A Doncaster rail line – is this really what the Greens stand for?
In my last post about the Green’s election manifesto, a Public transport plan for Melbourne’s east, I indicated I would take a closer look at the two new rail lines the party is proposing to finance – a line to Rowville and a line to Doncaster – with its nonexistent $6 billion.
I discussed the shortcomings of the Rowville line a few months ago when the Liberals also came out in favour of it (is there a winnable seat in the vicinity perhaps?), so here I’ll just concern myself with the proposed Doncaster line.
The Greens say a line is needed because Manningham is the only municipality in Melbourne without either a train line or a tram line. And they say a rail line was promised before – plans were drawn up in 1969 but never acted on.
I’m not impressed by this logic. Do we spend billions of dollars on infrastructure because some area is “entitled” to a track even if it’s not the best solution? Should we get the 1969 freeway plan because it’s a “broken” promise too?
I’d be more impressed if the Greens had provided some justification, but they haven’t. There’s no attempt to measure expected patronage and no indication of the possible economic benefits compared to other potential investments. Nor is there any indication of the annual operating cost and the ongoing subsidy that the line would require.
The proposal is that the line would run from the CBD via a tunnel under Carlton and Fitzroy to Victoria Park station on the Hurstbridge-Epping line. It would then run along the median of the Eastern Freeway (which was designed from the outset to take a rail line) until 1.5 km east of Bulleen Rd. At that point it would run underground to a new station at Doncaster.
There are some very serious questions that need to be asked about this proposal.
First: Why build a new rail line that would largely benefit middle and upper income households when the outer suburbs are far worse off in terms of public transport supply? As pointed out here, Manningham is a pretty comfortable area. Yet the Greens are also proposing in the same election package to extend the No. 48 tram line from North Balwyn to Doncaster.
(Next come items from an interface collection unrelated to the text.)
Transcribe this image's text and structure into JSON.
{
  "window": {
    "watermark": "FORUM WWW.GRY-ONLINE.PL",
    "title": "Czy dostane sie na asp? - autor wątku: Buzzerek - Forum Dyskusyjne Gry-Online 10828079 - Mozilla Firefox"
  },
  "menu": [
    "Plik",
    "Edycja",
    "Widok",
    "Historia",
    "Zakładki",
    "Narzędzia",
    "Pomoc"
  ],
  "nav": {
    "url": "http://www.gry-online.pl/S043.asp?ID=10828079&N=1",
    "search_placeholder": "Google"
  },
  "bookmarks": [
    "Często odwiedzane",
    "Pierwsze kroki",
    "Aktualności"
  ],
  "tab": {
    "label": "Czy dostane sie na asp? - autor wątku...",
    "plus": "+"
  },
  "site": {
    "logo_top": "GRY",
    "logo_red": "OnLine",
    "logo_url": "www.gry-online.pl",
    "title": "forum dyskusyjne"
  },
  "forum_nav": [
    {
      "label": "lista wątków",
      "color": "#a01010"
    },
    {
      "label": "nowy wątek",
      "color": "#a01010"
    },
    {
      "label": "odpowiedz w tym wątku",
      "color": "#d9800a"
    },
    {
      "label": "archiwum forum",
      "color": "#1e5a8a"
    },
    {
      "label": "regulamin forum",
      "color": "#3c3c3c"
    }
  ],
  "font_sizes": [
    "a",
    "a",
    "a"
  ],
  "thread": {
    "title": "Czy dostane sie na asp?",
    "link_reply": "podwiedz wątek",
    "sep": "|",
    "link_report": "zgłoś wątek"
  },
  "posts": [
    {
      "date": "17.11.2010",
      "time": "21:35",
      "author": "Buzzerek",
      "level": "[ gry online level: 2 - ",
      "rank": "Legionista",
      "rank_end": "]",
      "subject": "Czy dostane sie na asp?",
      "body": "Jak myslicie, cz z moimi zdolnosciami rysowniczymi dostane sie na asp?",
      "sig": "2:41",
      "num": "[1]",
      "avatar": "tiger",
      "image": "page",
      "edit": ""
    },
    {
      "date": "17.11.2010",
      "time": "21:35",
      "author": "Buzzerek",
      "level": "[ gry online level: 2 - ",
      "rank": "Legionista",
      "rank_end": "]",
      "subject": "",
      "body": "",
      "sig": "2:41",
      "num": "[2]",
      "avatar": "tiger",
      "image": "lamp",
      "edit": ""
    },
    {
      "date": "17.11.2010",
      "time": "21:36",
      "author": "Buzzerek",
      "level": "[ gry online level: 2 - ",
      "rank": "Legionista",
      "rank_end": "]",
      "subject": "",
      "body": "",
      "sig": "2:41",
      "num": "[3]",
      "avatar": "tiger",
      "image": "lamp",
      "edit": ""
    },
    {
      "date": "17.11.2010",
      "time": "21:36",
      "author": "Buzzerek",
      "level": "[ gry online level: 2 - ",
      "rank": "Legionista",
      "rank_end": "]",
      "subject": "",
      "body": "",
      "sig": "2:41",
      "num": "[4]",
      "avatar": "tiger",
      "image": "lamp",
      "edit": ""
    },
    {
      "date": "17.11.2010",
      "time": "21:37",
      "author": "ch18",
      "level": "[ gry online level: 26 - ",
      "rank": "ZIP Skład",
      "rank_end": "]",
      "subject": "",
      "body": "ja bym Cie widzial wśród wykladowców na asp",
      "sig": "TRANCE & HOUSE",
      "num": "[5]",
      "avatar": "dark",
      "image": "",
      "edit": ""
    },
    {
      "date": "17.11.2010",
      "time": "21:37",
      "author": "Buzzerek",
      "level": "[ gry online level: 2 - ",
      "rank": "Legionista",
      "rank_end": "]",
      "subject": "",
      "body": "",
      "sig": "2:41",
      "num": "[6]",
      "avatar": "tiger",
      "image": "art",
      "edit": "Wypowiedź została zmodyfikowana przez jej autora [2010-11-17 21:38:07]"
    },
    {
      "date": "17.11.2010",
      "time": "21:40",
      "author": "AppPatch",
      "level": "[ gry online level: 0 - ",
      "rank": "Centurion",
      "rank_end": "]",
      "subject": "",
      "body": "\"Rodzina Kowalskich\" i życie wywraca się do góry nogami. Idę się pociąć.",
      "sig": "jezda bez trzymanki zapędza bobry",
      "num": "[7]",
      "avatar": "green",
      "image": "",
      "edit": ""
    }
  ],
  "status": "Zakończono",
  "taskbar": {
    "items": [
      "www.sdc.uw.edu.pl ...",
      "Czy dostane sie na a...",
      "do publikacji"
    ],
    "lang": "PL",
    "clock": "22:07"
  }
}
The proposal also involves constructing new underground stations at Fitzroy, Carlton and Parkville. Just why these sorts of upper income inner city areas, which are already very well connected to the city centre by trams, justify this level of expenditure ahead of other parts of Melbourne, is not explained.
Second: Does it really make sense to spend billions replacing an existing high quality public transport system with another more expensive one? The Greens ignore the recently launched Doncaster Area Rapid Transit (DART) SmartBus service.
Four DART city routes and two orbital routes provide a 15 minute bus service during the day (7-10 minutes in the peak) and 30 minutes in the evening and on weekends. This is better than I get on the Hurstbridge line! The DART system also serves a much larger catchment than a single station could. Under the Greens plan, travellers will have to drive or take a bus to the new Doncaster station and then change to a train for the second leg of their trip.
Third: What is the sense of building a 12.5 km rail line from Victoria Park to serve effectively just one major station i.e. Doncaster? Yes, intermediate stations are envisaged at Chandler Hwy, Burke Rd and Bulleen Rd, but they would be located in the centre of the freeway.
A glance at the Melway shows they would all be a considerable distance from the nearest substantial body of housing. This is the antithesis of good transit design which seeks to minimise walk distances. There is also little chance of fostering any significant transit-oriented development around them. In other words there’s nothing “on the way”.
Fourth: Would the level of patronage justify heavy rail? The Greens don’t estimate the number of users, all they say is that the City of Manningham has 118,000 residents and no rail line.
I doubt that this is enough to justify a rail line given the high cost of retrofitting infrastructure in built up areas. Only 10% of Manningham travellers currently journey to the City of Melbourne on a typical weekday (all purposes, all modes) and only 3% on a weekend day. Some of them might use the proposed new tram instead, diluting patronage on both.
Fifth: Is there actually a public transport problem in Manningham compared to other areas? This study of public transport supply across Melbourne (see map) suggests that not only is Manningham very well off compared to the outer suburbs, it does as well as most other middle suburbs that have a rail line. And the study pre-dates the new DART system.
Of course the residents of Manningham would be better off if they had a new rail line and new tram line. But the key priority should be to provide public transport where it will yield the largest social, environmental and economic benefits. On the face of it, the outer suburbs would seem to have a much stronger claim than Manningham.
I commend the Greens for identifying the need for unglamorous improvements like triplications and maintenance, but it’s a pity that clarity is undone by promoting proposals like this one. This looks like someone’s playing trains rather than working at really improving public transport.
So far as Manningham is concerned, a better plan would be to give buses greater priority over cars and trucks on the Eastern freeway and inner city road system, especially at peak times.